### Material provided ###

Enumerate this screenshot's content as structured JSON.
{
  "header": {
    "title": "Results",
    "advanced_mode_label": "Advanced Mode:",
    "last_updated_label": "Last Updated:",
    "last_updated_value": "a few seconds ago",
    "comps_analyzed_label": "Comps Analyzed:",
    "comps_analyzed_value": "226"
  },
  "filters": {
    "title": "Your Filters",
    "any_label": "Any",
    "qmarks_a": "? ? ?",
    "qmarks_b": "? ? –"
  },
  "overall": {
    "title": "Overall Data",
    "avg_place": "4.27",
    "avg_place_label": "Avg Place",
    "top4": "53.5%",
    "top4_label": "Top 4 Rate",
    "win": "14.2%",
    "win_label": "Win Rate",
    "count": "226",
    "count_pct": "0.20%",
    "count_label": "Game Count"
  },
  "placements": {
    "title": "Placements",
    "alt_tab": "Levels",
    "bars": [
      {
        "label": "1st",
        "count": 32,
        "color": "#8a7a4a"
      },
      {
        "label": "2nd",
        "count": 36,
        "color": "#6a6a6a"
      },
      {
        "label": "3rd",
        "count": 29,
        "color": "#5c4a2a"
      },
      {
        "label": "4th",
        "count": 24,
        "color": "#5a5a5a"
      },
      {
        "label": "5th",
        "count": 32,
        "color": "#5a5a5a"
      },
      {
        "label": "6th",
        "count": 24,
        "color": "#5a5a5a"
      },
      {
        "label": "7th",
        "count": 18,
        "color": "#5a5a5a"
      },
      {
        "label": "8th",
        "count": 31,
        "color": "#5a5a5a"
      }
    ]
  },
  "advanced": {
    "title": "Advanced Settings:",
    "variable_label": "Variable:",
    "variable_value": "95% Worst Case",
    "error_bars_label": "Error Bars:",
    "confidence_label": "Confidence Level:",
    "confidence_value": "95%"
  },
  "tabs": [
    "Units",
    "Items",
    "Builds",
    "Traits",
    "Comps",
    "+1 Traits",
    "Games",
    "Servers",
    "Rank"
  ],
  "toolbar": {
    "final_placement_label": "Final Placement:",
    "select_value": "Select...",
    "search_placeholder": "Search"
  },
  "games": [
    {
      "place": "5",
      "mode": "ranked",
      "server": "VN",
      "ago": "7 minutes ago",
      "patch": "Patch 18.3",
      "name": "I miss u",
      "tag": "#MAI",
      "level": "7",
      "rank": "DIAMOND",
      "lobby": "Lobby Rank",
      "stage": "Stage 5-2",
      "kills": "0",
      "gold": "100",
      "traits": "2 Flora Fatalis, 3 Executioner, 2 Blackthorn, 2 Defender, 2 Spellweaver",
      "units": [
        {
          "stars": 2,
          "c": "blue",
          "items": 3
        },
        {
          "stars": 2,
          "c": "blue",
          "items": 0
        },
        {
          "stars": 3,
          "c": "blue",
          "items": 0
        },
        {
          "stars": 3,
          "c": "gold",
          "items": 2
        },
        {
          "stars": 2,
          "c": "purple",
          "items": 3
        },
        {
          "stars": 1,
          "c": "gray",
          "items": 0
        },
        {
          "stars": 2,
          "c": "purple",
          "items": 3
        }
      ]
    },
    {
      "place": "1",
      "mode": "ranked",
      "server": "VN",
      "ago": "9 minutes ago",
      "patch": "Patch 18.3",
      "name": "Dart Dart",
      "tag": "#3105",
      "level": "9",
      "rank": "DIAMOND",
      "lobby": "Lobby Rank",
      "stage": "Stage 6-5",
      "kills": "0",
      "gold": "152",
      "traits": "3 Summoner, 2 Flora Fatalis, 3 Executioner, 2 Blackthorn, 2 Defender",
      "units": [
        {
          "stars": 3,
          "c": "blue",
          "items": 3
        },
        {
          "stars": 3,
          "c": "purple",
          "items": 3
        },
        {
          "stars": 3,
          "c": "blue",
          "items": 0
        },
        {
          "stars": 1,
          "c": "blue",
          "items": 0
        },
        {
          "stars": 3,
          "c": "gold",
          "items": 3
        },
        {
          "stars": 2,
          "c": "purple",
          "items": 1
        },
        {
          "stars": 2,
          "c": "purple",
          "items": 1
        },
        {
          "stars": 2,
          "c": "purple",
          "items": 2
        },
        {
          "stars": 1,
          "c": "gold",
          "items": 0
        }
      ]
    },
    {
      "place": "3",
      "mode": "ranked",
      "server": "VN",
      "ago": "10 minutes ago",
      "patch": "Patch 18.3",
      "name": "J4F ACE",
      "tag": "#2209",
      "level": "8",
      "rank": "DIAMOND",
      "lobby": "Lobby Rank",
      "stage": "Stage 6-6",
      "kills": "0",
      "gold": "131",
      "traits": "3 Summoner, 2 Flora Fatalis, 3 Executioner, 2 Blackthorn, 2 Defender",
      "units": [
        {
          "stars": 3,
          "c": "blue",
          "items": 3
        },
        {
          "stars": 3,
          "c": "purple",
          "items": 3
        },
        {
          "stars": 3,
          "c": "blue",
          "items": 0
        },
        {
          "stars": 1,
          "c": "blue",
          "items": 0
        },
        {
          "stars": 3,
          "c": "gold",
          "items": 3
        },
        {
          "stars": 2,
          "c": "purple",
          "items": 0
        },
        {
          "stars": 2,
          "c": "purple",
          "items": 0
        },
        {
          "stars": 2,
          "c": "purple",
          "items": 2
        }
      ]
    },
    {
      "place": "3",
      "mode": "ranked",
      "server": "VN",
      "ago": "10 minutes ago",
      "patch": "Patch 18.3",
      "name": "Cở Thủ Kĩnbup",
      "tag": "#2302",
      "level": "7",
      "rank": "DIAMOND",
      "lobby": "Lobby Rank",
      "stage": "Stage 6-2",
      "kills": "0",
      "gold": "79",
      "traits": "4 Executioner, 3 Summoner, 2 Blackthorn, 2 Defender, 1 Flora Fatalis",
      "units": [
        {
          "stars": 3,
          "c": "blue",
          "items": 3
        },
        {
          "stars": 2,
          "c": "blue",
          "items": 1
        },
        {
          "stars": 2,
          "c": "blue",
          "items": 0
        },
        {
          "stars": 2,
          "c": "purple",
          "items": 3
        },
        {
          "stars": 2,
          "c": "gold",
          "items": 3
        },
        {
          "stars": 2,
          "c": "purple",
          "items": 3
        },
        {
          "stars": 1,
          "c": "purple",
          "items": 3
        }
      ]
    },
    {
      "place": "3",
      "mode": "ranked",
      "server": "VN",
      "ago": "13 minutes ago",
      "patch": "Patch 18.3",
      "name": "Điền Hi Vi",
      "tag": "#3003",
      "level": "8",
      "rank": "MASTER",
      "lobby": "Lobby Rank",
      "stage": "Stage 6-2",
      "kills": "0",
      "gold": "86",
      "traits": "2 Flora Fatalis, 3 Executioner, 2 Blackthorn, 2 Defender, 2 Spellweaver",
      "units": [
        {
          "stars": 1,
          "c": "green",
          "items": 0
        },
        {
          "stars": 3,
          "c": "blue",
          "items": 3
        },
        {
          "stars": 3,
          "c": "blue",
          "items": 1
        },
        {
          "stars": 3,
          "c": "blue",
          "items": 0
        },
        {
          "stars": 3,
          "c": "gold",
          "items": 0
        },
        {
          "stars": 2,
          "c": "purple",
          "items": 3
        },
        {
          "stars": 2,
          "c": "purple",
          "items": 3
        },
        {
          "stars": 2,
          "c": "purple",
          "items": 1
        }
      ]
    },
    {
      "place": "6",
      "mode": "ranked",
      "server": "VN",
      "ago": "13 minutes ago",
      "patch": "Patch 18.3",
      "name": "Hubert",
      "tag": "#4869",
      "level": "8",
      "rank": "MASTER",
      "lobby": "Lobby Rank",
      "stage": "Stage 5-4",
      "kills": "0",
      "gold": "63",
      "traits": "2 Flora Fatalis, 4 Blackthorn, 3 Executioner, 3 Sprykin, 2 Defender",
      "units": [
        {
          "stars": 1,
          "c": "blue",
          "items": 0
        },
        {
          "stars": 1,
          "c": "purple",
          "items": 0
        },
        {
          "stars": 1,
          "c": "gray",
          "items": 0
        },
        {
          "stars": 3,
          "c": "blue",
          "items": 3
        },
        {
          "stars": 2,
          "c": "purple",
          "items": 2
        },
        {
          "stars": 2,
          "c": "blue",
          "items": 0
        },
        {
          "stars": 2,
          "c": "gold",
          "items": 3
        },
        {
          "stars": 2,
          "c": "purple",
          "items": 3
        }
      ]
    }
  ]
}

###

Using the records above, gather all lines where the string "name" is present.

      "name": "I miss u",
      "name": "Dart Dart",
      "name": "J4F ACE",
      "name": "Cở Thủ Kĩnbup",
      "name": "Điền Hi Vi",
      "name": "Hubert",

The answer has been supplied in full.